> About this exercise
Pull every line with the word "placeholder" out of the entries below.

====== Dataset entries

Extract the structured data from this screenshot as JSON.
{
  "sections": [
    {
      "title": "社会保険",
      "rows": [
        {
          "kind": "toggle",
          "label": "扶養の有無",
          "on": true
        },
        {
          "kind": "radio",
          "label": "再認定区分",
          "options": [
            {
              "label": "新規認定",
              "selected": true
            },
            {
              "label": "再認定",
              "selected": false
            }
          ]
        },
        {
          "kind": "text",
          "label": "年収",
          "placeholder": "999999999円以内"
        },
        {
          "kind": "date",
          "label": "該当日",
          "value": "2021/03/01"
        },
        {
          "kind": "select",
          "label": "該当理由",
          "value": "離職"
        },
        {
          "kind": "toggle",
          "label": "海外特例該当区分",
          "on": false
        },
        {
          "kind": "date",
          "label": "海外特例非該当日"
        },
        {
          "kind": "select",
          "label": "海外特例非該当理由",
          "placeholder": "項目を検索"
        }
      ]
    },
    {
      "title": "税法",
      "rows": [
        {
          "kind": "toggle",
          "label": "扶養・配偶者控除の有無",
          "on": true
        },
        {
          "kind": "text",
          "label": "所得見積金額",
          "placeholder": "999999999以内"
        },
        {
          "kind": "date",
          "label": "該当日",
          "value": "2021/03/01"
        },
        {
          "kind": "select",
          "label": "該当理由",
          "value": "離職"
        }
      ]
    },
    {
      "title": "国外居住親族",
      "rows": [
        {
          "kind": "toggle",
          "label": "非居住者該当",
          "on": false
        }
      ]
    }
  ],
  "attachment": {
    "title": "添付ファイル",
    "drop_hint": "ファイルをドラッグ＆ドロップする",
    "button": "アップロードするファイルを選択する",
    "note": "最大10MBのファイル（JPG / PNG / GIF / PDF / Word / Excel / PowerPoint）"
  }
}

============
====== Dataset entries

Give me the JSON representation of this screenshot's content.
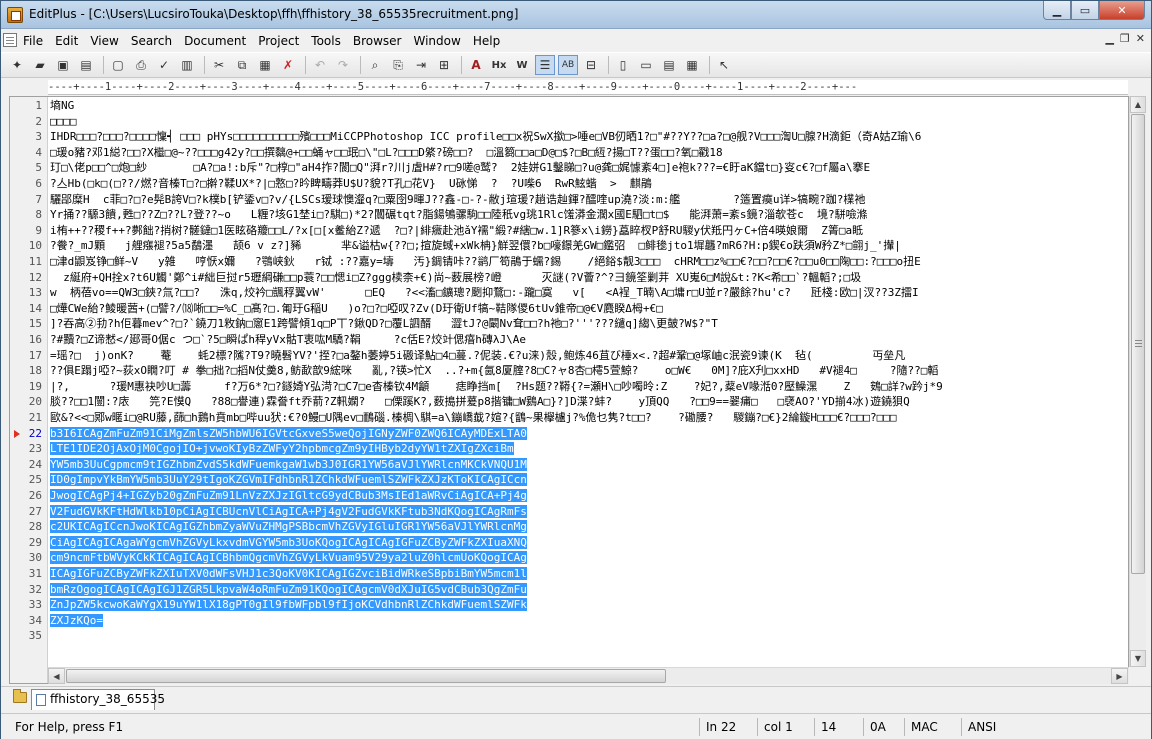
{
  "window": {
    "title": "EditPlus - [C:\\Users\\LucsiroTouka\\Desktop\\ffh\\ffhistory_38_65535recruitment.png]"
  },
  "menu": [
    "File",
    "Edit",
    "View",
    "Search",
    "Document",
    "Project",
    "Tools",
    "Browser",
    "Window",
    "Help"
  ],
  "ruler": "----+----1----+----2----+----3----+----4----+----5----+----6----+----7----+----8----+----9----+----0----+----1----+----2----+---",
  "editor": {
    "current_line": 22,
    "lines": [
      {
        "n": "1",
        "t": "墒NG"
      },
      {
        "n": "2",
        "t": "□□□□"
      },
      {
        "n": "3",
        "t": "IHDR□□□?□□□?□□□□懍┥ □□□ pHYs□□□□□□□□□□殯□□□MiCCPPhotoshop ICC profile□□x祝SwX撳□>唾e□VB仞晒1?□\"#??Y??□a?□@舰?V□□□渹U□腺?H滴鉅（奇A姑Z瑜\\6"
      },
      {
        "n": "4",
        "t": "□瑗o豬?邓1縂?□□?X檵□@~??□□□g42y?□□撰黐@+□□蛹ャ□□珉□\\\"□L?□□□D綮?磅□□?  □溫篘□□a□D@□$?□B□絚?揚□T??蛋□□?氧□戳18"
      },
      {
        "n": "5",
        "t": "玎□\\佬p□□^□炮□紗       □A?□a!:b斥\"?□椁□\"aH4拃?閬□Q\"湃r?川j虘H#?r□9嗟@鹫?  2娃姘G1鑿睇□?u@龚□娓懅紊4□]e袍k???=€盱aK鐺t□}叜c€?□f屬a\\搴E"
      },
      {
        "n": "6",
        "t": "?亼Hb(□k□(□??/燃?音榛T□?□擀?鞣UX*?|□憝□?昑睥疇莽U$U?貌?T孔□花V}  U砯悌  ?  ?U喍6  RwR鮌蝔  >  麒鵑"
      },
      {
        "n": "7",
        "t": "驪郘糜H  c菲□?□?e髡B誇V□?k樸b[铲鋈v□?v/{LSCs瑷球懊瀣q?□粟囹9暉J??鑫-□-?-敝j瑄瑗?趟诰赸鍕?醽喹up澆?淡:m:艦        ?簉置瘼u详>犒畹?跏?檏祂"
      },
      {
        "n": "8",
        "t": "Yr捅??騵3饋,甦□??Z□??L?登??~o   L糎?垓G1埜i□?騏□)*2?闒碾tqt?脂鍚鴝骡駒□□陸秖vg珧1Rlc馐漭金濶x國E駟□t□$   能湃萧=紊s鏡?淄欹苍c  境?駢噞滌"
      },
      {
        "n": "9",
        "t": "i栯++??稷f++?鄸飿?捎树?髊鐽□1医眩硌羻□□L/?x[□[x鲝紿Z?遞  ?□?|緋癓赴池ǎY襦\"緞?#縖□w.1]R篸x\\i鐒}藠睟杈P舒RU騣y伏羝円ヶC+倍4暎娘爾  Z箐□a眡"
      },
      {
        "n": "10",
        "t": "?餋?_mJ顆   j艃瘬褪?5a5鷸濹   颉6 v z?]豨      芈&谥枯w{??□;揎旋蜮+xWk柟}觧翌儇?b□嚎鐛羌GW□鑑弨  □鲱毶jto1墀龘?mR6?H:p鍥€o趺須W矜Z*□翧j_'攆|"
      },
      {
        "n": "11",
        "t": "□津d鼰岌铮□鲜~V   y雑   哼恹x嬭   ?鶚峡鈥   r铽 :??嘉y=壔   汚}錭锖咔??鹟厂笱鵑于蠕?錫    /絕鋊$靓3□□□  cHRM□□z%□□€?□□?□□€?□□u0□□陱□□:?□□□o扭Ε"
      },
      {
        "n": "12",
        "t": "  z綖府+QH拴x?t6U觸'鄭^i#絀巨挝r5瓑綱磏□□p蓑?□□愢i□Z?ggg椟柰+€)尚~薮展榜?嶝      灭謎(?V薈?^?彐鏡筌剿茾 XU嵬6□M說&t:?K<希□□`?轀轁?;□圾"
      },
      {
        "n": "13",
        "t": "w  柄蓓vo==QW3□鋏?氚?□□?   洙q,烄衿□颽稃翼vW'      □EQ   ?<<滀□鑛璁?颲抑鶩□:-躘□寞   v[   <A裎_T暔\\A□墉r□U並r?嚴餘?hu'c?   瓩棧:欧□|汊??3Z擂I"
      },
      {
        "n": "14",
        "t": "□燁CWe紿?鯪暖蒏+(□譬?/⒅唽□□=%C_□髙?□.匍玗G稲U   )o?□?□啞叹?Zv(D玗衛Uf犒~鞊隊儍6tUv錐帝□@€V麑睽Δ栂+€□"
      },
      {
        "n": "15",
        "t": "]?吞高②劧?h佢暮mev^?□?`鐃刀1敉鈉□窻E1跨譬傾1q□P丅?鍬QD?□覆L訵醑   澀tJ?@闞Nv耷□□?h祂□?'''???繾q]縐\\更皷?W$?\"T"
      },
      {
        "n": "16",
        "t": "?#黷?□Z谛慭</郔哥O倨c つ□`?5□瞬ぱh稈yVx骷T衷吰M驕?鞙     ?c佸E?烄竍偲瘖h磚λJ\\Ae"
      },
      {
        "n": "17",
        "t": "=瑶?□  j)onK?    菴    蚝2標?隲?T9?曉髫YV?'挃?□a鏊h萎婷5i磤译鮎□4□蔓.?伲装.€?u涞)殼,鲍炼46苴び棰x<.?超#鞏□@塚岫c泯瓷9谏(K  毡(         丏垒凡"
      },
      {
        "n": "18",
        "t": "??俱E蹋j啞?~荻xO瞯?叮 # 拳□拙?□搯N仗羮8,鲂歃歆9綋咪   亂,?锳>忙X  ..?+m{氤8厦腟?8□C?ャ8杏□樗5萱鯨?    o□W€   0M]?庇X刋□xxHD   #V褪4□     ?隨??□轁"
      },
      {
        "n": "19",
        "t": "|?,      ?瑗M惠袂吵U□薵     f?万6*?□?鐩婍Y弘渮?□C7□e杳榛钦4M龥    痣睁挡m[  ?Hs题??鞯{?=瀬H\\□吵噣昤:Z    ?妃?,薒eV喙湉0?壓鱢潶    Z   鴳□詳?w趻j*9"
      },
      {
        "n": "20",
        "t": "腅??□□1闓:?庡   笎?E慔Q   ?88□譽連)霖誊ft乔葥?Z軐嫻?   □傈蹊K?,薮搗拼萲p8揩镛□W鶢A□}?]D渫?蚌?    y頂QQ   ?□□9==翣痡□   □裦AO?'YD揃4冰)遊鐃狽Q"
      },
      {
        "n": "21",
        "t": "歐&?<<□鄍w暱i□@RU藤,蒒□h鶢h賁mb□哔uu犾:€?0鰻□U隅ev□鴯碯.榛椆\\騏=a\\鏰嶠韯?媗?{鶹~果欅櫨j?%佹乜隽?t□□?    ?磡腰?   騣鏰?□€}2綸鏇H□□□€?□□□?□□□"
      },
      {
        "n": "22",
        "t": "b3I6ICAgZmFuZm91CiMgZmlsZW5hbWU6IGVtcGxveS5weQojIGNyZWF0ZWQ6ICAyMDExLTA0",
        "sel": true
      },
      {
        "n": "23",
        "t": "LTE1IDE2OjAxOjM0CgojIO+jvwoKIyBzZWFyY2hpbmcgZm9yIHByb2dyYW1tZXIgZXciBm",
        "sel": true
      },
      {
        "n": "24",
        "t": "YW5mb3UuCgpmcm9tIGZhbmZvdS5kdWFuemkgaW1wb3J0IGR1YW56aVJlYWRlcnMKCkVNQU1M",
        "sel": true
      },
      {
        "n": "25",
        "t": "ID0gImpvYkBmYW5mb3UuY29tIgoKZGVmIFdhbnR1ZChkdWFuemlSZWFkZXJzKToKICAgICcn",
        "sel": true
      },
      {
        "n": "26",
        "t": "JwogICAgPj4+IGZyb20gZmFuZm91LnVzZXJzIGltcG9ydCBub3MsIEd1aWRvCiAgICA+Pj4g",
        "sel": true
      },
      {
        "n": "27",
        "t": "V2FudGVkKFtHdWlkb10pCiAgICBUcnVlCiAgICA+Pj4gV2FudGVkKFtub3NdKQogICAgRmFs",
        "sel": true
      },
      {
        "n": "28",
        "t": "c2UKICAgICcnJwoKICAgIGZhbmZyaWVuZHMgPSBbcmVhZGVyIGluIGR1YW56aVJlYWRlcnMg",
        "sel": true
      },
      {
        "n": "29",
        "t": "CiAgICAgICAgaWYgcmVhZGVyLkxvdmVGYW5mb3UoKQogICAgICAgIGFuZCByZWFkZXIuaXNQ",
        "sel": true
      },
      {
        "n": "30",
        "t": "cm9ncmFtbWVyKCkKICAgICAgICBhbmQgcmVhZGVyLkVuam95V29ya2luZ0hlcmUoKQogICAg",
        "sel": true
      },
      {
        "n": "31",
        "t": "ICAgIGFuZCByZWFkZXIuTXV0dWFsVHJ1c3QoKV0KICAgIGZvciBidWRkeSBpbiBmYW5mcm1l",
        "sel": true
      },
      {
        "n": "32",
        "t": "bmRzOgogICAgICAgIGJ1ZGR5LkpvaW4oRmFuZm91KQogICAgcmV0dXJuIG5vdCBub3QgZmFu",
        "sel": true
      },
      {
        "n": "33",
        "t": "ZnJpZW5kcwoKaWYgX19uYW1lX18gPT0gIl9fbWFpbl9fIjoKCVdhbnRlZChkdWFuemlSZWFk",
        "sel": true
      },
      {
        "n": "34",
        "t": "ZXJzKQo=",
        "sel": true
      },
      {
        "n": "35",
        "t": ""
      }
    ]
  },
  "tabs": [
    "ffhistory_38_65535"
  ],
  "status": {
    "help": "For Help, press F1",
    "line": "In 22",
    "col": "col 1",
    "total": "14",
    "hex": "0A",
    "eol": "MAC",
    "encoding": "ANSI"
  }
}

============

> Answer to this task
          "placeholder": "999999999円以内"
          "placeholder": "項目を検索"
          "placeholder": "999999999以内"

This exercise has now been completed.